→ ACTION ITEM
Check each line of the entries for the string "thích". Report only how many lines have it.
== Segment start ==
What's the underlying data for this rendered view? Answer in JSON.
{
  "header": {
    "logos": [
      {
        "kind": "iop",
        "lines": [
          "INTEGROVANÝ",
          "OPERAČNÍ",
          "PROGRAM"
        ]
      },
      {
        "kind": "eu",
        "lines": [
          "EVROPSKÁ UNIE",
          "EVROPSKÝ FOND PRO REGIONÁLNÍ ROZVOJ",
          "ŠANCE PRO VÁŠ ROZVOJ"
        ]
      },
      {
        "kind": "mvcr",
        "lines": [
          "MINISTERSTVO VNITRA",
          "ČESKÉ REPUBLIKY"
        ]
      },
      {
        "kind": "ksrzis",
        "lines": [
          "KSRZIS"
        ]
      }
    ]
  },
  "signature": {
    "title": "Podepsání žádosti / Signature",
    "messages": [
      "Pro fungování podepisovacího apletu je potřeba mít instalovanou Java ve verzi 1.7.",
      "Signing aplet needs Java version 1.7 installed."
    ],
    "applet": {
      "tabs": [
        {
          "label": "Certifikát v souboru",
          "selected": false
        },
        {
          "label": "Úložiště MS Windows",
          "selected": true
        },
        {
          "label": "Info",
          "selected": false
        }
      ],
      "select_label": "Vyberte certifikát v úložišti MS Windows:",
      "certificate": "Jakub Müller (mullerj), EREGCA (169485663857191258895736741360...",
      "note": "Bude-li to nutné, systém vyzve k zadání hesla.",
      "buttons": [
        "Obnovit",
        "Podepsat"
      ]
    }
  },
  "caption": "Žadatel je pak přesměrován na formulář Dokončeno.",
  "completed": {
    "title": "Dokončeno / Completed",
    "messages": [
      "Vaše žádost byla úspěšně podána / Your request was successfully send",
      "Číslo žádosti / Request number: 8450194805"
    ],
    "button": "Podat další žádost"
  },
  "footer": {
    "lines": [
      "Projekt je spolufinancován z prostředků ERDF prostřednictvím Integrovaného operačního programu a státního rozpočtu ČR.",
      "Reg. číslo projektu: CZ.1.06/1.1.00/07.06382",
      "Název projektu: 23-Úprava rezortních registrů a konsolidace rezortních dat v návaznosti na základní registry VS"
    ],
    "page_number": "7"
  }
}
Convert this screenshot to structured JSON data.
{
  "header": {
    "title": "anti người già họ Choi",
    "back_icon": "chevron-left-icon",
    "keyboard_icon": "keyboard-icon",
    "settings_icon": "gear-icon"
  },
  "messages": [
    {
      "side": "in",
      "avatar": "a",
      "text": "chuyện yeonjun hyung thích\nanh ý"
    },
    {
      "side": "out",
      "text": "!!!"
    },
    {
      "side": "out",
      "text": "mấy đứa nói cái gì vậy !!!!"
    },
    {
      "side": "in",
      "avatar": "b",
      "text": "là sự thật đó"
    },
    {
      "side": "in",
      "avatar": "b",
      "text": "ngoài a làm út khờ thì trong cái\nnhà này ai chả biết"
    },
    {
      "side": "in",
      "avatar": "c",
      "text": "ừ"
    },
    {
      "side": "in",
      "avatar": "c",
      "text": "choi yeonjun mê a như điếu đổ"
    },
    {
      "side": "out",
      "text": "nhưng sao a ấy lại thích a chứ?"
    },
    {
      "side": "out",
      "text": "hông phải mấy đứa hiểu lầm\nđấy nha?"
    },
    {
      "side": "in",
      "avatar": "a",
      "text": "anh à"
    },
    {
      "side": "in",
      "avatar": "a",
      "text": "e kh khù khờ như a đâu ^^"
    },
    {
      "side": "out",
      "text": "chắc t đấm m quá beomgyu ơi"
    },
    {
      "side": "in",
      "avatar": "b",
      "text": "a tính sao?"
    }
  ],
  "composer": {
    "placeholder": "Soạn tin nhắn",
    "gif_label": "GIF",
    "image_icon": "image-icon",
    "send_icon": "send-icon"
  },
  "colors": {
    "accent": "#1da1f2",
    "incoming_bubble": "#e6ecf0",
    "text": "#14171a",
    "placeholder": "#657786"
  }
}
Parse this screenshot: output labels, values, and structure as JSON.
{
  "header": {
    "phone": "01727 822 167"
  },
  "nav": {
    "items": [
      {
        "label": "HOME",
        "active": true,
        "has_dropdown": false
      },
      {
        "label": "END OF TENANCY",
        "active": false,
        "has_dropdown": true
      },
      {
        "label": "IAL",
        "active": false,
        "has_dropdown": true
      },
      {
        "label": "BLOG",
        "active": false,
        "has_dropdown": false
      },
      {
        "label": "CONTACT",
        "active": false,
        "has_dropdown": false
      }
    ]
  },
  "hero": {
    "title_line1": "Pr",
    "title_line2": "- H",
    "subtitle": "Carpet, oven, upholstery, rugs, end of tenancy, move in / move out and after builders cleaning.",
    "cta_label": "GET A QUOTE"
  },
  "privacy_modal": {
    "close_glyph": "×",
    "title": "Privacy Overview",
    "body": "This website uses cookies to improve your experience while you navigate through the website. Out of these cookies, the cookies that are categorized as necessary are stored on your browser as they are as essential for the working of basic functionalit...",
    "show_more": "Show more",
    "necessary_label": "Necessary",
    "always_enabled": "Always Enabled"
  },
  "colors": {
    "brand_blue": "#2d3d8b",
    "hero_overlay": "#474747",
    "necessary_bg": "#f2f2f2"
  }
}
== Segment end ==
→ TASK SOLUTION
2